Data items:
++++++++++

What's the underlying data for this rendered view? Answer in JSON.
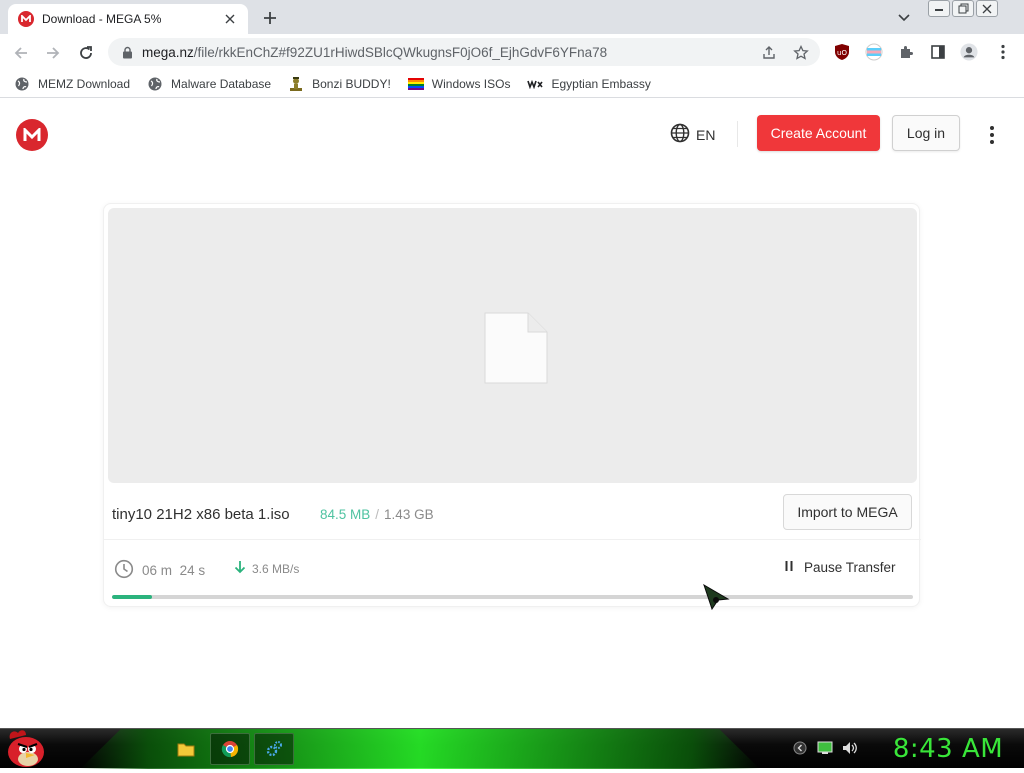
{
  "browser": {
    "tab": {
      "title": "Download - MEGA 5%",
      "favicon": "mega-icon"
    },
    "url": {
      "host": "mega.nz",
      "path": "/file/rkkEnChZ#f92ZU1rHiwdSBlcQWkugnsF0jO6f_EjhGdvF6YFna78"
    },
    "bookmarks": [
      {
        "label": "MEMZ Download",
        "icon": "globe-icon"
      },
      {
        "label": "Malware Database",
        "icon": "globe-icon"
      },
      {
        "label": "Bonzi BUDDY!",
        "icon": "bonzi-icon"
      },
      {
        "label": "Windows ISOs",
        "icon": "rainbow-flag-icon"
      },
      {
        "label": "Egyptian Embassy",
        "icon": "wix-icon"
      }
    ]
  },
  "mega": {
    "language": "EN",
    "create_account": "Create Account",
    "login": "Log in"
  },
  "download": {
    "file_name": "tiny10 21H2 x86 beta 1.iso",
    "downloaded": "84.5 MB",
    "separator": "/",
    "total": "1.43 GB",
    "import_label": "Import to MEGA",
    "time_minutes": "06",
    "time_minutes_unit": "m",
    "time_seconds": "24",
    "time_seconds_unit": "s",
    "speed": "3.6 MB/s",
    "pause_label": "Pause Transfer",
    "progress_percent": 5
  },
  "taskbar": {
    "clock": "8:43 AM",
    "apps": [
      "folder-icon",
      "chrome-icon",
      "settings-icon"
    ]
  },
  "colors": {
    "mega_red": "#d9272e",
    "create_button": "#f0373a",
    "progress": "#2bb37d",
    "downloaded_text": "#4fc3a1",
    "clock_green": "#39e639"
  }
}
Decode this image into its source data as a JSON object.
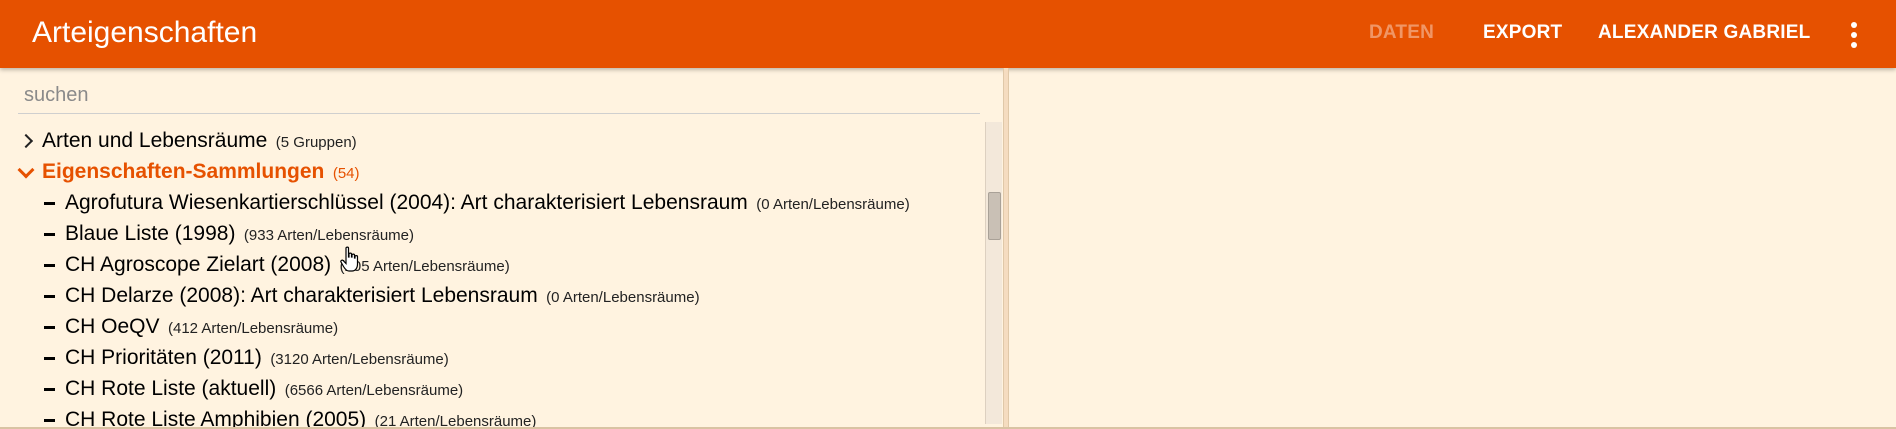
{
  "app": {
    "title": "Arteigenschaften",
    "nav": {
      "daten": "DATEN",
      "export": "EXPORT",
      "user": "ALEXANDER GABRIEL"
    },
    "colors": {
      "accent": "#e65100",
      "background": "#fff3e0"
    }
  },
  "search": {
    "placeholder": "suchen",
    "value": ""
  },
  "tree": {
    "groups": [
      {
        "label": "Arten und Lebensräume",
        "count": "(5 Gruppen)",
        "expanded": false,
        "icon": "chevron-right-icon"
      },
      {
        "label": "Eigenschaften-Sammlungen",
        "count": "(54)",
        "expanded": true,
        "icon": "chevron-down-icon"
      }
    ],
    "items": [
      {
        "label": "Agrofutura Wiesenkartierschlüssel (2004): Art charakterisiert Lebensraum",
        "count": "(0 Arten/Lebensräume)"
      },
      {
        "label": "Blaue Liste (1998)",
        "count": "(933 Arten/Lebensräume)"
      },
      {
        "label": "CH Agroscope Zielart (2008)",
        "count": "(205 Arten/Lebensräume)"
      },
      {
        "label": "CH Delarze (2008): Art charakterisiert Lebensraum",
        "count": "(0 Arten/Lebensräume)"
      },
      {
        "label": "CH OeQV",
        "count": "(412 Arten/Lebensräume)"
      },
      {
        "label": "CH Prioritäten (2011)",
        "count": "(3120 Arten/Lebensräume)"
      },
      {
        "label": "CH Rote Liste (aktuell)",
        "count": "(6566 Arten/Lebensräume)"
      },
      {
        "label": "CH Rote Liste Amphibien (2005)",
        "count": "(21 Arten/Lebensräume)"
      }
    ]
  }
}
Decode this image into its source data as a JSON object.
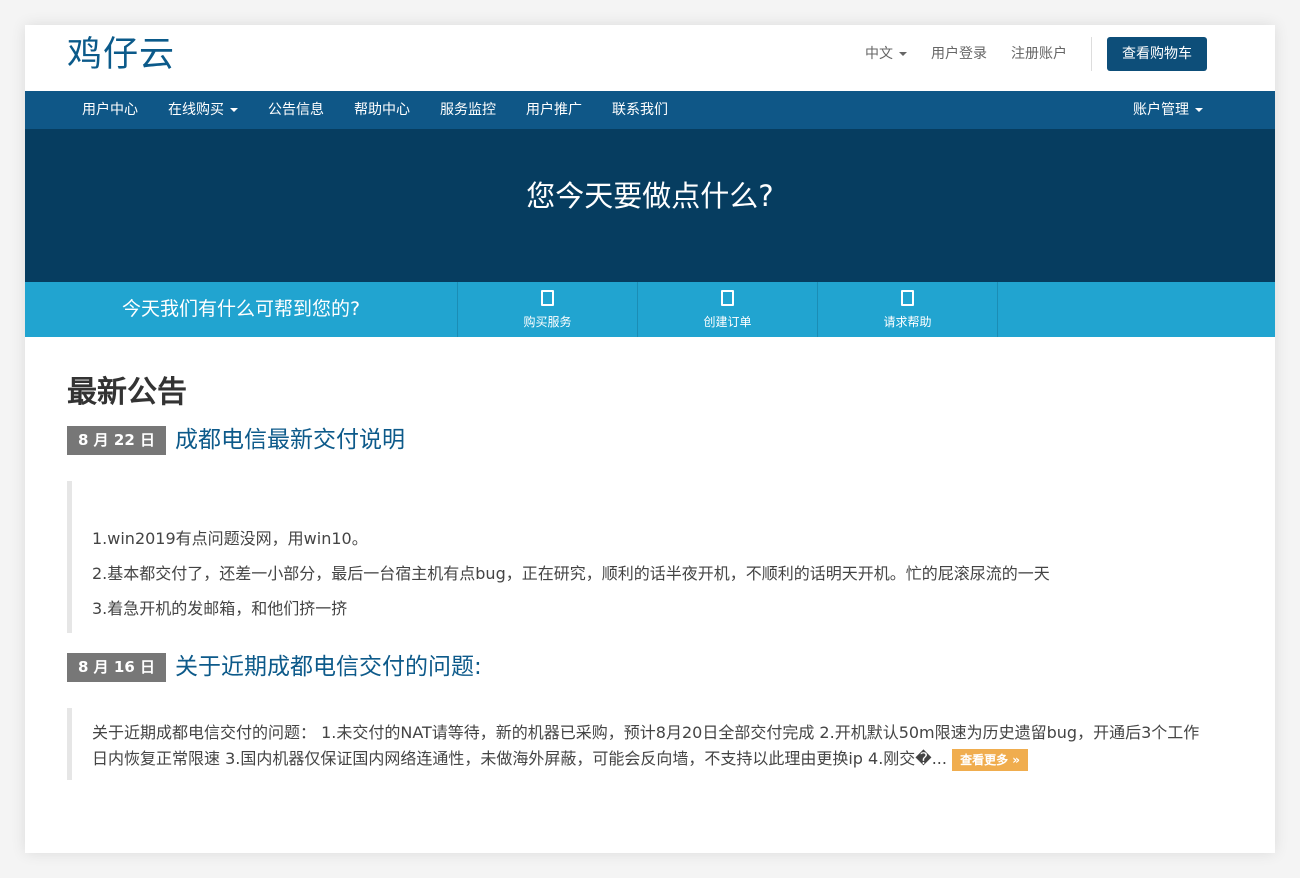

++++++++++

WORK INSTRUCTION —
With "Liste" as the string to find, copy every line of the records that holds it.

SOLUTION FOR THIS TASK —
        "label": "Blaue Liste (1998)",
        "label": "CH Rote Liste (aktuell)",
        "label": "CH Rote Liste Amphibien (2005)",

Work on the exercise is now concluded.